"The tribunal concludes that Nokia ... intended to license out to RIM more than essential patents. It has not been demonstrated that a possible assumption on RIM's side that the agreements had a wider scope was made clear to Nokia or that Nokia ought otherwise to have known about such an assumption," the tribunal said in its opinion.
The patents in question are U.S. patents 5,479,476, which covers user-adjustable modes for phones; 5,845,219, which covers call alert during silent mode; 6,049,796, which covers real-time search on a personal digital assistant; 6,055,439, which covers a cellphone user interface; 6,253,075, which covers call rejection; and 6,427,078, which covers a small, handheld workstation.
The petition is case 12-5992 filed at the U.S. District Court for the Northern District of California in San Jose.

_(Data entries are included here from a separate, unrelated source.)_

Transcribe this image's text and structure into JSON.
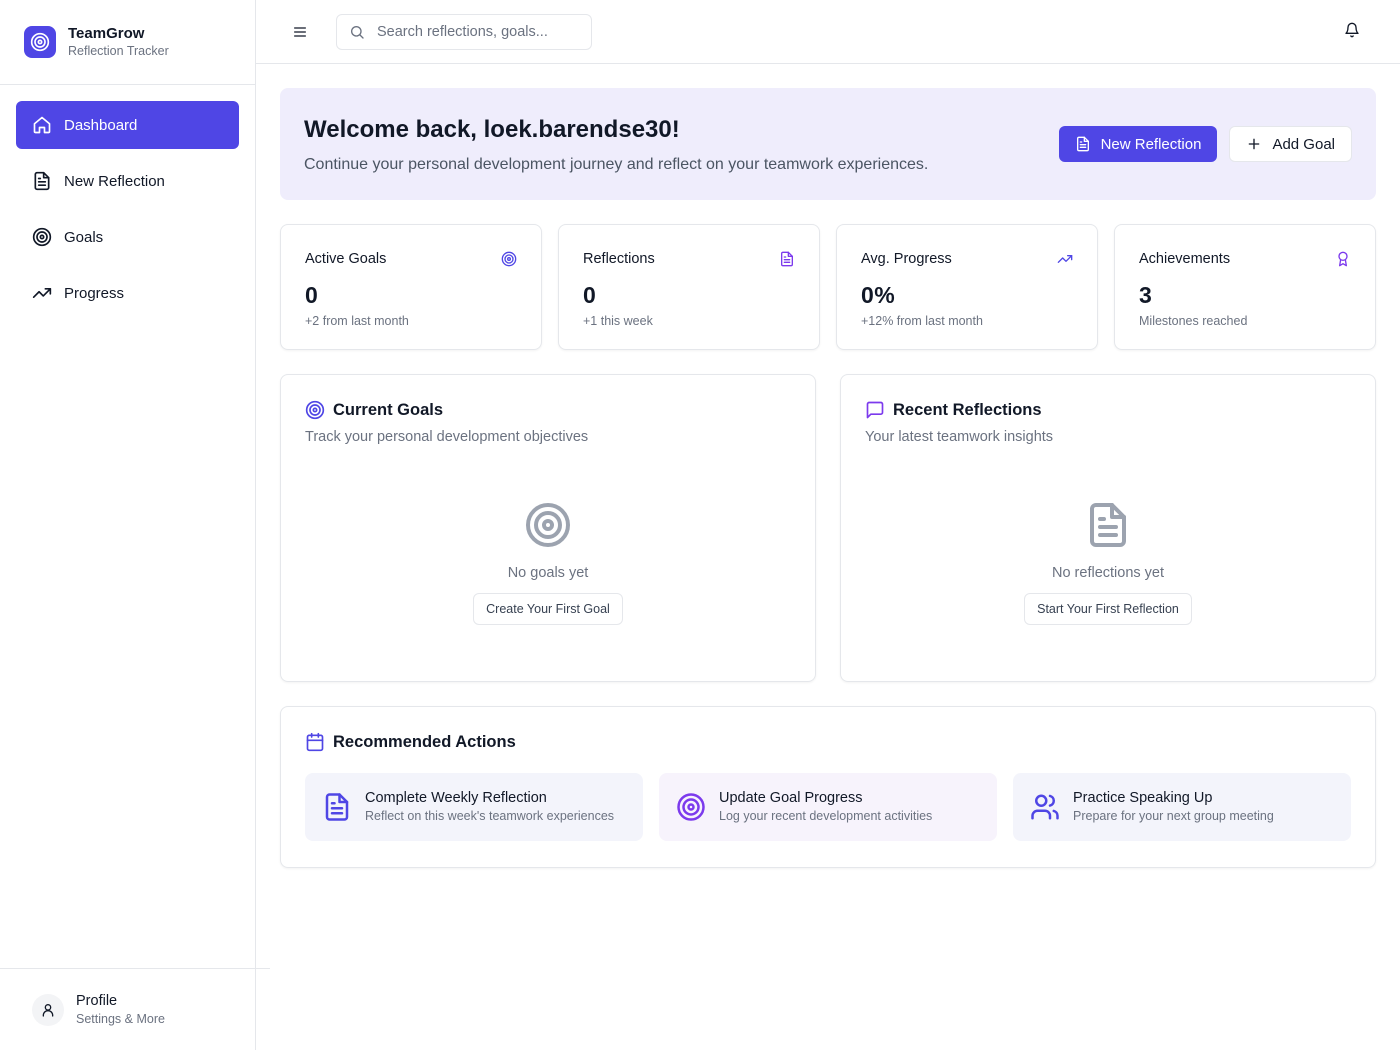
{
  "brand": {
    "title": "TeamGrow",
    "subtitle": "Reflection Tracker",
    "logo_icon": "target-icon",
    "color": "#4f46e5"
  },
  "sidebar": {
    "items": [
      {
        "label": "Dashboard",
        "icon": "home-icon",
        "active": true
      },
      {
        "label": "New Reflection",
        "icon": "document-icon",
        "active": false
      },
      {
        "label": "Goals",
        "icon": "target-icon",
        "active": false
      },
      {
        "label": "Progress",
        "icon": "trending-up-icon",
        "active": false
      }
    ],
    "profile": {
      "title": "Profile",
      "subtitle": "Settings & More",
      "icon": "user-icon"
    }
  },
  "header": {
    "search_placeholder": "Search reflections, goals...",
    "menu_icon": "menu-icon",
    "bell_icon": "bell-icon"
  },
  "welcome": {
    "title": "Welcome back, loek.barendse30!",
    "subtitle": "Continue your personal development journey and reflect on your teamwork experiences.",
    "new_reflection_label": "New Reflection",
    "add_goal_label": "Add Goal"
  },
  "stats": [
    {
      "title": "Active Goals",
      "value": "0",
      "sub": "+2 from last month",
      "icon": "target-icon"
    },
    {
      "title": "Reflections",
      "value": "0",
      "sub": "+1 this week",
      "icon": "document-icon"
    },
    {
      "title": "Avg. Progress",
      "value": "0%",
      "sub": "+12% from last month",
      "icon": "trending-up-icon"
    },
    {
      "title": "Achievements",
      "value": "3",
      "sub": "Milestones reached",
      "icon": "award-icon"
    }
  ],
  "goals_panel": {
    "title": "Current Goals",
    "subtitle": "Track your personal development objectives",
    "empty_text": "No goals yet",
    "button_label": "Create Your First Goal"
  },
  "reflections_panel": {
    "title": "Recent Reflections",
    "subtitle": "Your latest teamwork insights",
    "empty_text": "No reflections yet",
    "button_label": "Start Your First Reflection"
  },
  "recommended": {
    "title": "Recommended Actions",
    "items": [
      {
        "title": "Complete Weekly Reflection",
        "sub": "Reflect on this week's teamwork experiences",
        "icon": "document-icon"
      },
      {
        "title": "Update Goal Progress",
        "sub": "Log your recent development activities",
        "icon": "target-icon"
      },
      {
        "title": "Practice Speaking Up",
        "sub": "Prepare for your next group meeting",
        "icon": "users-icon"
      }
    ]
  },
  "colors": {
    "accent": "#4f46e5",
    "purple": "#7c3aed",
    "welcome_bg": "#efedfc"
  }
}
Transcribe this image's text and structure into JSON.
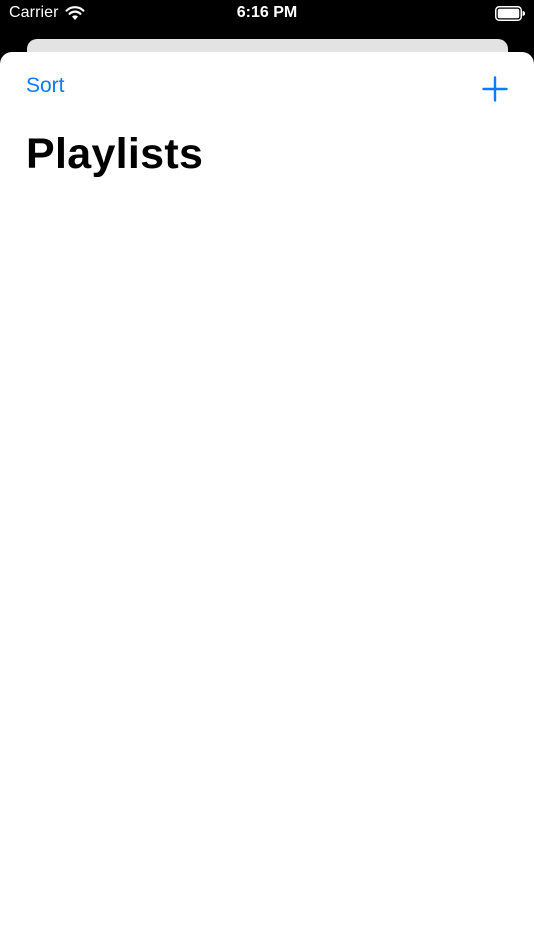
{
  "status_bar": {
    "carrier": "Carrier",
    "time": "6:16 PM",
    "icons": [
      "wifi-icon",
      "battery-icon"
    ]
  },
  "nav": {
    "sort_label": "Sort",
    "add_icon": "plus-icon"
  },
  "page": {
    "title": "Playlists"
  },
  "playlists": [],
  "colors": {
    "accent": "#0a7aff",
    "background": "#ffffff",
    "status_bar_bg": "#000000",
    "back_card": "#e3e3e3"
  }
}
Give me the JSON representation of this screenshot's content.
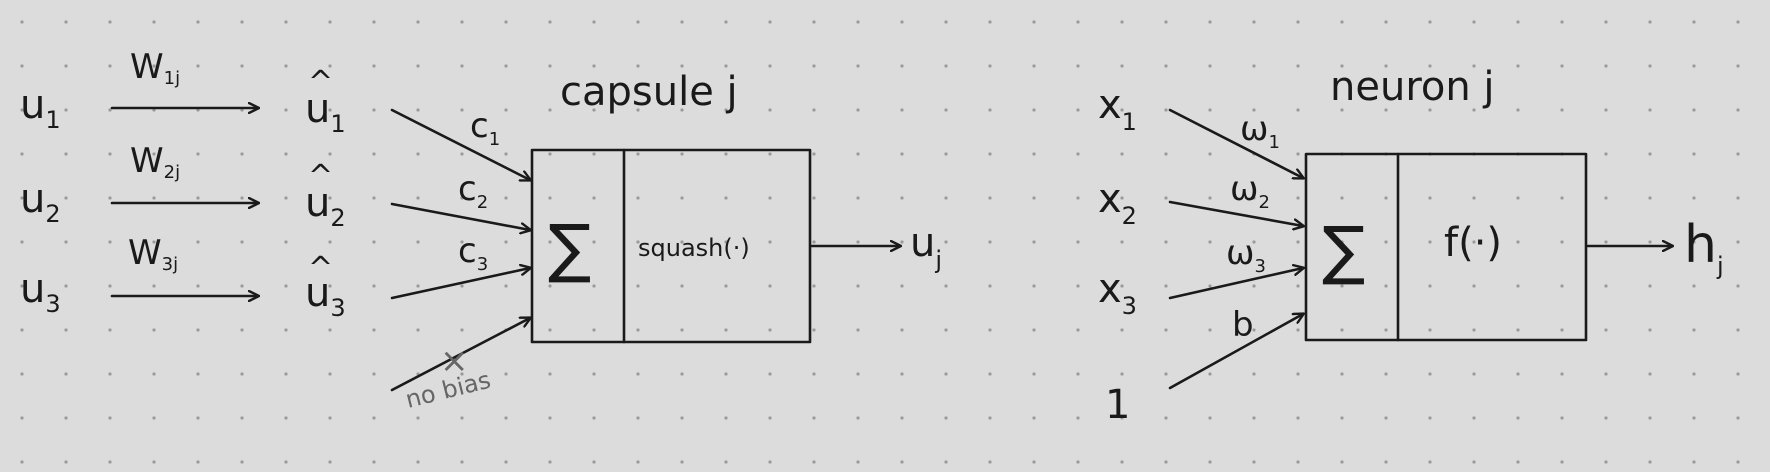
{
  "capsule": {
    "title": "capsule j",
    "inputs": [
      {
        "u": "u",
        "sub": "1",
        "weight": "W",
        "weight_sub": "1j",
        "uhat": "u",
        "uhat_sub": "1",
        "c": "c",
        "c_sub": "1"
      },
      {
        "u": "u",
        "sub": "2",
        "weight": "W",
        "weight_sub": "2j",
        "uhat": "u",
        "uhat_sub": "2",
        "c": "c",
        "c_sub": "2"
      },
      {
        "u": "u",
        "sub": "3",
        "weight": "W",
        "weight_sub": "3j",
        "uhat": "u",
        "uhat_sub": "3",
        "c": "c",
        "c_sub": "3"
      }
    ],
    "hat": "^",
    "sum_symbol": "∑",
    "function_label": "squash(·)",
    "output": "u",
    "output_sub": "j",
    "bias_note": "no bias",
    "bias_cross": "×"
  },
  "neuron": {
    "title": "neuron j",
    "inputs": [
      {
        "x": "x",
        "sub": "1",
        "w": "ω",
        "w_sub": "1"
      },
      {
        "x": "x",
        "sub": "2",
        "w": "ω",
        "w_sub": "2"
      },
      {
        "x": "x",
        "sub": "3",
        "w": "ω",
        "w_sub": "3"
      }
    ],
    "bias_input": "1",
    "bias_weight": "b",
    "sum_symbol": "∑",
    "function_label": "f(·)",
    "output": "h",
    "output_sub": "j"
  }
}
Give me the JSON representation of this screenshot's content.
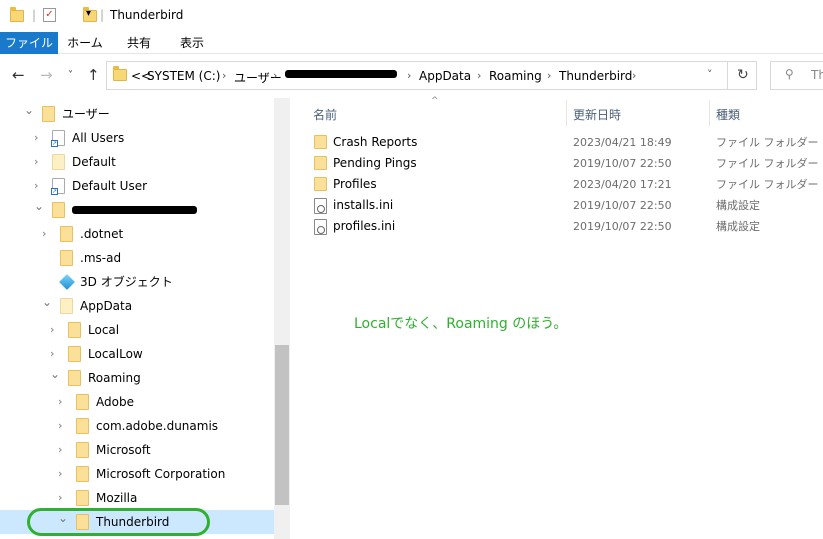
{
  "window": {
    "title": "Thunderbird"
  },
  "ribbon": {
    "tabs": [
      {
        "label": "ファイル",
        "active": true
      },
      {
        "label": "ホーム"
      },
      {
        "label": "共有"
      },
      {
        "label": "表示"
      }
    ],
    "active_color": "#1979ca"
  },
  "address": {
    "overflow": "<<",
    "crumbs": [
      "SYSTEM (C:)",
      "ユーザー",
      "AppData",
      "Roaming",
      "Thunderbird"
    ],
    "search_placeholder": "Th"
  },
  "nav": {
    "items": [
      {
        "label": "ユーザー",
        "indent": 0,
        "expanded": true,
        "icon": "folder"
      },
      {
        "label": "All Users",
        "indent": 1,
        "expanded": false,
        "icon": "shortcut-folder"
      },
      {
        "label": "Default",
        "indent": 1,
        "expanded": false,
        "icon": "folder-light"
      },
      {
        "label": "Default User",
        "indent": 1,
        "expanded": false,
        "icon": "shortcut-folder"
      },
      {
        "label": "",
        "indent": 1,
        "expanded": true,
        "icon": "folder",
        "redacted": true
      },
      {
        "label": ".dotnet",
        "indent": 2,
        "expanded": false,
        "icon": "folder"
      },
      {
        "label": ".ms-ad",
        "indent": 2,
        "expanded": null,
        "icon": "folder"
      },
      {
        "label": "3D オブジェクト",
        "indent": 2,
        "expanded": null,
        "icon": "3d-objects"
      },
      {
        "label": "AppData",
        "indent": 2,
        "expanded": true,
        "icon": "folder-light"
      },
      {
        "label": "Local",
        "indent": 3,
        "expanded": false,
        "icon": "folder"
      },
      {
        "label": "LocalLow",
        "indent": 3,
        "expanded": false,
        "icon": "folder"
      },
      {
        "label": "Roaming",
        "indent": 3,
        "expanded": true,
        "icon": "folder"
      },
      {
        "label": "Adobe",
        "indent": 4,
        "expanded": false,
        "icon": "folder"
      },
      {
        "label": "com.adobe.dunamis",
        "indent": 4,
        "expanded": false,
        "icon": "folder"
      },
      {
        "label": "Microsoft",
        "indent": 4,
        "expanded": false,
        "icon": "folder"
      },
      {
        "label": "Microsoft Corporation",
        "indent": 4,
        "expanded": false,
        "icon": "folder"
      },
      {
        "label": "Mozilla",
        "indent": 4,
        "expanded": false,
        "icon": "folder"
      },
      {
        "label": "Thunderbird",
        "indent": 4,
        "expanded": true,
        "icon": "folder",
        "selected": true
      }
    ],
    "highlight_color": "#cce8ff",
    "circle_color": "#2fb12f"
  },
  "list": {
    "headers": {
      "name": "名前",
      "date": "更新日時",
      "type": "種類"
    },
    "rows": [
      {
        "name": "Crash Reports",
        "date": "2023/04/21 18:49",
        "type": "ファイル フォルダー",
        "icon": "folder"
      },
      {
        "name": "Pending Pings",
        "date": "2019/10/07 22:50",
        "type": "ファイル フォルダー",
        "icon": "folder"
      },
      {
        "name": "Profiles",
        "date": "2023/04/20 17:21",
        "type": "ファイル フォルダー",
        "icon": "folder"
      },
      {
        "name": "installs.ini",
        "date": "2019/10/07 22:50",
        "type": "構成設定",
        "icon": "ini-file"
      },
      {
        "name": "profiles.ini",
        "date": "2019/10/07 22:50",
        "type": "構成設定",
        "icon": "ini-file"
      }
    ]
  },
  "annotation": {
    "text": "Localでなく、Roaming のほう。",
    "color": "#2fb12f"
  }
}
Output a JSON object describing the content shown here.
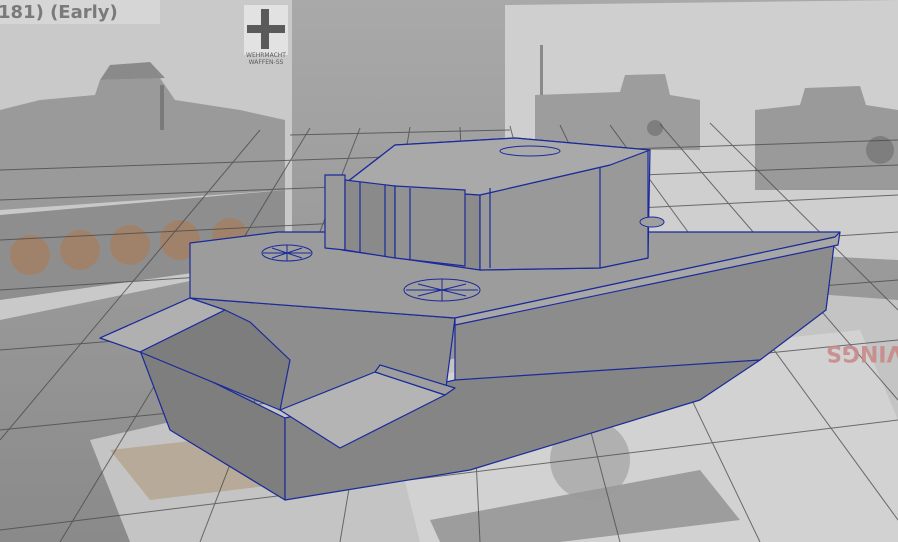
{
  "viewport": {
    "reference_title": "181) (Early)",
    "insignia_line1": "WEHRMACHT",
    "insignia_line2": "WAFFEN-SS",
    "floor_mirrored_text": "VINGS",
    "colors": {
      "wireframe": "#1a2a9a",
      "model_face": "#8d8d8d",
      "model_top": "#a3a3a3",
      "grid_line": "#4a4a4a",
      "reference_plane": "#bdbdbd"
    }
  }
}
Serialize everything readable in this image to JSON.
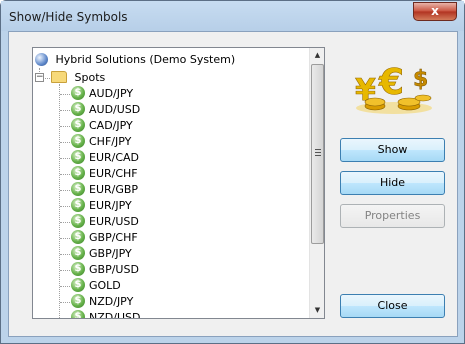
{
  "window": {
    "title": "Show/Hide Symbols",
    "close_glyph": "x"
  },
  "tree": {
    "root_label": "Hybrid Solutions (Demo System)",
    "root_icon": "globe-icon",
    "group_label": "Spots",
    "group_expander": "−",
    "group_icon": "folder-icon",
    "symbol_icon": "dollar-coin-icon",
    "symbol_glyph": "$",
    "symbols": [
      "AUD/JPY",
      "AUD/USD",
      "CAD/JPY",
      "CHF/JPY",
      "EUR/CAD",
      "EUR/CHF",
      "EUR/GBP",
      "EUR/JPY",
      "EUR/USD",
      "GBP/CHF",
      "GBP/JPY",
      "GBP/USD",
      "GOLD",
      "NZD/JPY",
      "NZD/USD"
    ]
  },
  "scrollbar": {
    "up_glyph": "▲",
    "down_glyph": "▼"
  },
  "buttons": {
    "show": "Show",
    "hide": "Hide",
    "properties": "Properties",
    "close": "Close"
  },
  "logo": {
    "symbols": [
      "¥",
      "€",
      "$"
    ],
    "colors": [
      "#e7b800",
      "#c68a00"
    ]
  }
}
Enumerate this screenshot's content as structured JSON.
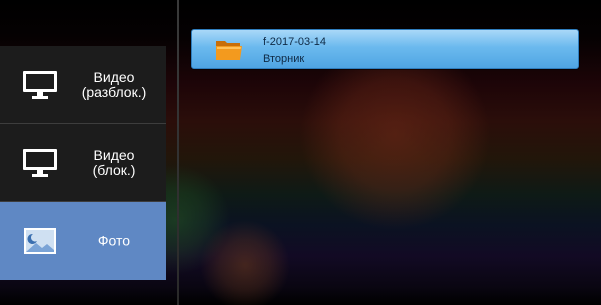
{
  "sidebar": {
    "items": [
      {
        "label": "Видео\n(разблок.)",
        "icon": "monitor-icon",
        "active": false
      },
      {
        "label": "Видео\n(блок.)",
        "icon": "monitor-icon",
        "active": false
      },
      {
        "label": "Фото",
        "icon": "photo-icon",
        "active": true
      }
    ]
  },
  "files": [
    {
      "name": "f-2017-03-14",
      "subtitle": "Вторник",
      "icon": "folder-icon"
    }
  ],
  "colors": {
    "active_item": "#5f88c4",
    "sidebar_bg": "#1c1c1c",
    "file_highlight": "#6bb9ee",
    "folder": "#f39a1e"
  }
}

Martyn Williams covers mobile telecoms, Silicon Valley and general technology breaking news for The IDG News Service. Follow Martyn on Twitter at @martyn_williams. Martyn's e-mail address is email@example.com